With the country in panic over the consequences of the EU referendum and disagreements in Westminster that have been described as "civil war", Theresa May has a tough job ahead of her if she is to assume the role of next Prime Minister.
But the Home Secretary stood in front of politicians and journalists to tell the nation why she is the best woman for job as the battle for the seat begins between herself and other contenders, including Michael Gove.
Kicking off her speech on Thursday morning, she admitted that the UK now faces a "period of uncertainty" following its vote to leave the EU and that reaching a point of economic and social stability will be a "complex process" that will take "several years".
But with her as Prime Minister, she said she would aim to achieve that with these key promises:
1. Brexit is Brexit. Nipping all hopes for a second referendum in the bud, the PM hopeful said there "must be no attempts to rejoin the EU".

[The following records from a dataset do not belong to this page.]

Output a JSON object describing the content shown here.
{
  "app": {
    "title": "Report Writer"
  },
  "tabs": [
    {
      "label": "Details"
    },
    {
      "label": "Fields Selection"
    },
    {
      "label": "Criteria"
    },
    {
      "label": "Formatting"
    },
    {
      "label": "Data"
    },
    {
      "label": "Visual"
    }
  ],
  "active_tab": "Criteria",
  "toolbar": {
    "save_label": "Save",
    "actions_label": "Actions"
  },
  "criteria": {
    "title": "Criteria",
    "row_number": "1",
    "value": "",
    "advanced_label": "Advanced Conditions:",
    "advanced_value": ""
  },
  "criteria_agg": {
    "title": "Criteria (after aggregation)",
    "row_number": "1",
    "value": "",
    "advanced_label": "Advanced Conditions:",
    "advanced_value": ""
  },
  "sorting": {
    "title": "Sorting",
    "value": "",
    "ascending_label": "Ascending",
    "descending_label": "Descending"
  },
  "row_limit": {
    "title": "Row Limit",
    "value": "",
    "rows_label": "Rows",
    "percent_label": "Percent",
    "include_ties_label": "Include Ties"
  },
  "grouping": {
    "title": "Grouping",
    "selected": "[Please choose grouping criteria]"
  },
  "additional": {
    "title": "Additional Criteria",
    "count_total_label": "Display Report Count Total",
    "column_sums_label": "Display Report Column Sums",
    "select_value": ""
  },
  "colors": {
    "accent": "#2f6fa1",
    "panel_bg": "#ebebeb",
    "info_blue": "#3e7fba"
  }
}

2. No general election before it is due in 2020 and no emergency budget before the usual Autumn Statement. May said these measures would add to uncertainty and instability within the Government and country.
3. No tax increases. Avoiding tax increases, she said, would be a "priority" in a bid to provide reassurance for consumers, employers and investors.
4. Not change trading relationships or legal status of EU nationals. Allaying the fears of many businesses and individual migrants since the referendum, May vowed that for "the foreseeable future" there would be no change to trading relationships with the EU, or to the legal status of EU nationals in the UK or Britons living and working in Europe.
5. Ensure opinions of Britain stay strong. The Home Secretary promised to continue promoting Britain as "the same outward-looking, big-thinking country we have always been" and to encourage the EU to still see us as "open for business".
6. Not let the referendum result take priority over everything. As well as making sure the rest of the EU sees the UK as a strong centre, she said the Government itself cannot be "redefined" by dealing with Brexit and must continue to work towards "the vision of a country that truly works for everyone" within it.
7. Introduce a department to take care of Brexit. To achieve that aim, May set out her plan to create an entire Government department to focus on negotiating the UK's relationship with the EU.
8. Keep immigration control as a priority. Addressing warnings from EU leaders that Britain would not be able to take part in the single market if it did not accept free movement of people between borders, May explained that, while it would be a priority to keep Britain in that market, she would push to maintain a control of migration. She emphasised that it was a key concern for Leave voters and that to try to "wriggle out" of the responsibility would be "unacceptable to the public".
May said that although she had campaigned for the Remain side during the referendum debate, she wanted to "make the most of the opportunities" that Brexit might present and highlighted several times the important of creating a "united" Conservative Party in order to do that.
Promoting herself on a personal level she nodded to her political record of exposing corruption and working on high-profile extradition cases.
"Public service is who I am," she said. "I don't wear my heart on my sleeve, I just get on with the job in front of me." When asked about the importance of having a female Prime Minister, she added that she had championed more women on the green benches in the Commons but that, ultimately, "it's about the quality of the individual in doing that job".
She rounded off her appearance with a pretty concise: "I'm Theresa May and I think I'm the best person to be Prime Minister for this country."